> WORK ITEM: What lines in the listing below hold the string "inform"? Please copy them out.

▶

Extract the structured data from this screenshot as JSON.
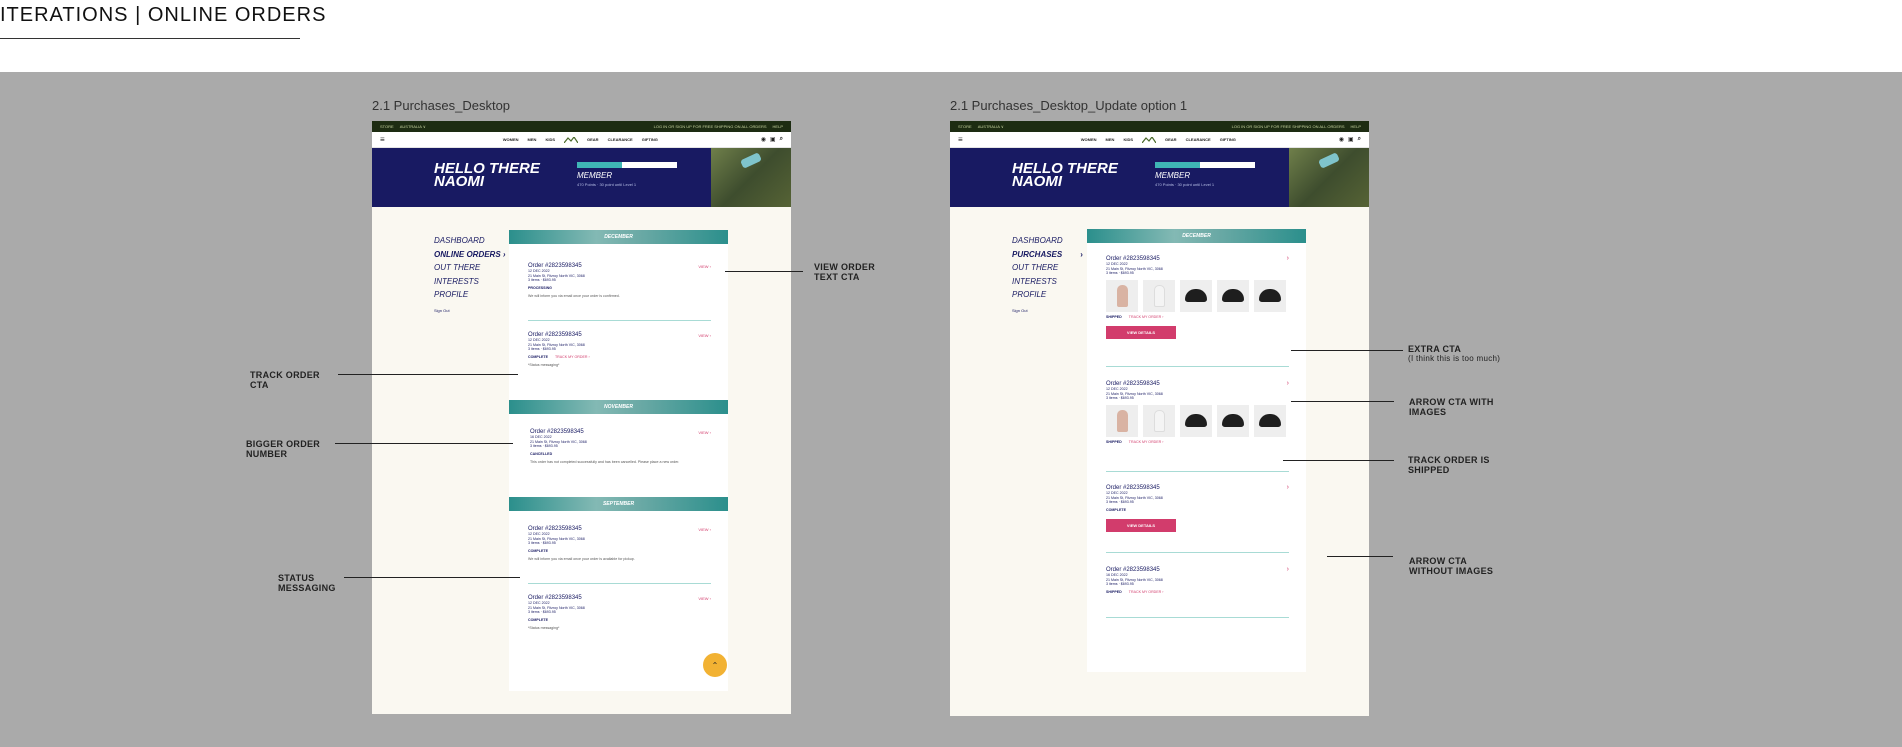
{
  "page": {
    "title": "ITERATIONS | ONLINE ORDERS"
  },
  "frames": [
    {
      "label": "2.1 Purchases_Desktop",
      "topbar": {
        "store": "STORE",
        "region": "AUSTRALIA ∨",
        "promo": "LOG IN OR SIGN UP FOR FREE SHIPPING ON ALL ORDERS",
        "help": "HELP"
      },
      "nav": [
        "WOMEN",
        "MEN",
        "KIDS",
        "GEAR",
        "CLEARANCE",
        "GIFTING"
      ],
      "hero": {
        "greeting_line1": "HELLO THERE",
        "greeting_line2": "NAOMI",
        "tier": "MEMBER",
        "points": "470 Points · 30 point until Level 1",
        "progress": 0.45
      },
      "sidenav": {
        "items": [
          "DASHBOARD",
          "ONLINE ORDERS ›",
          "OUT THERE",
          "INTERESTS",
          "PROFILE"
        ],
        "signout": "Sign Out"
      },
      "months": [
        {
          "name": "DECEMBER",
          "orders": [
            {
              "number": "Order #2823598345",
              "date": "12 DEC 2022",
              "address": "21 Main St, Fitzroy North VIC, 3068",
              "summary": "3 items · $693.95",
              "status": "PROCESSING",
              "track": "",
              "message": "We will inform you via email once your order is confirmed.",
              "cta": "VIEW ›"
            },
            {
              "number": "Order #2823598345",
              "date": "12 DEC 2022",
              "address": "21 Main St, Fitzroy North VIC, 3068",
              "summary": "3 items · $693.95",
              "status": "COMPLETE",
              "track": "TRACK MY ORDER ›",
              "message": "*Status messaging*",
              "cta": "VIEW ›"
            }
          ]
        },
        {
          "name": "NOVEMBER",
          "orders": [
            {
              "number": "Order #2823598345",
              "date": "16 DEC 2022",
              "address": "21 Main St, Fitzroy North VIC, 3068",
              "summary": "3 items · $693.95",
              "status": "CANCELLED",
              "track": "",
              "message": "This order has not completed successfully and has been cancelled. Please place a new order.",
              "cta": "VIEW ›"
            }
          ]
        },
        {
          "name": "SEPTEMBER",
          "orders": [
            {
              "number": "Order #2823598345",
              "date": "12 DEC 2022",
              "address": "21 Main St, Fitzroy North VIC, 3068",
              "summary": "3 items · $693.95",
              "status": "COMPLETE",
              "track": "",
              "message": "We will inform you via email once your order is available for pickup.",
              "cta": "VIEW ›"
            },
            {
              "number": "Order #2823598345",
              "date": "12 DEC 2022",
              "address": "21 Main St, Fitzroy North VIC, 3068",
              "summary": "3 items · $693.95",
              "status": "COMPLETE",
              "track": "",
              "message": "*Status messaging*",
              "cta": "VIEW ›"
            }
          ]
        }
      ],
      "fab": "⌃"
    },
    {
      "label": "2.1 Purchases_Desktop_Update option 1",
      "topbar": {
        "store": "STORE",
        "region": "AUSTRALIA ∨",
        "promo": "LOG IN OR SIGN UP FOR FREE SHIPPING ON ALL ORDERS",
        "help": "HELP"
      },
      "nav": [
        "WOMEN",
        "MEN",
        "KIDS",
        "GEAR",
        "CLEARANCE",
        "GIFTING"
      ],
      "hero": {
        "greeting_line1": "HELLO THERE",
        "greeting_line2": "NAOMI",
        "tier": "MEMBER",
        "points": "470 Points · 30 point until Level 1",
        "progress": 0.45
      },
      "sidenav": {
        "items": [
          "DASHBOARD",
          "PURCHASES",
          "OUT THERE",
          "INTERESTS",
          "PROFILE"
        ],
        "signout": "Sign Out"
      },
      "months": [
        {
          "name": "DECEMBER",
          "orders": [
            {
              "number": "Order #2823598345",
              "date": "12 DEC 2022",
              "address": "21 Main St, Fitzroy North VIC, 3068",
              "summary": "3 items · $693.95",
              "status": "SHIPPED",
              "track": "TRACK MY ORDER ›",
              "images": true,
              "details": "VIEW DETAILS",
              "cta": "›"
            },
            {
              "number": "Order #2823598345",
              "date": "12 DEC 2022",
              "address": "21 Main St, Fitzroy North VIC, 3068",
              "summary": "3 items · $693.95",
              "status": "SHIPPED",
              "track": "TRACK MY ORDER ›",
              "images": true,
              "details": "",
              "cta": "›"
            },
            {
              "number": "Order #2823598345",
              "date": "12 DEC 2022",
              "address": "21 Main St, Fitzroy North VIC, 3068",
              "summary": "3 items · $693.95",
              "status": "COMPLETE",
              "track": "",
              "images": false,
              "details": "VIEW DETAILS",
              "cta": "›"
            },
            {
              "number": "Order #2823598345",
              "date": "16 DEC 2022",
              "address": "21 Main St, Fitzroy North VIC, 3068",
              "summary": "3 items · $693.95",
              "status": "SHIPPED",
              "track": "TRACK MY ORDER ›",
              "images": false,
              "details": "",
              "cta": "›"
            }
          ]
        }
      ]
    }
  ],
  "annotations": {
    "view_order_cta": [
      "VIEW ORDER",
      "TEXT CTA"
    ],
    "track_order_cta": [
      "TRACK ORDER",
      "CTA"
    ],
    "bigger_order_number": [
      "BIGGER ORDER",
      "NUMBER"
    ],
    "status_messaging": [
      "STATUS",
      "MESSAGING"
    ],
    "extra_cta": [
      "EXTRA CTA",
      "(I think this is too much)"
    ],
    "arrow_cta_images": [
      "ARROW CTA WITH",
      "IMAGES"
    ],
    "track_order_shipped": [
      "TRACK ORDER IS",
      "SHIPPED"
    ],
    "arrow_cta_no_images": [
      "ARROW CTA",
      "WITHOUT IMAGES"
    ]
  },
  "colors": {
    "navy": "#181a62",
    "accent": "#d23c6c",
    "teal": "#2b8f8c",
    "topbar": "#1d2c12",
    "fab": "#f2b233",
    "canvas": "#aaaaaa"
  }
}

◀

> TASK ANSWER:
              "message": "We will inform you via email once your order is confirmed.",
              "message": "We will inform you via email once your order is available for pickup.",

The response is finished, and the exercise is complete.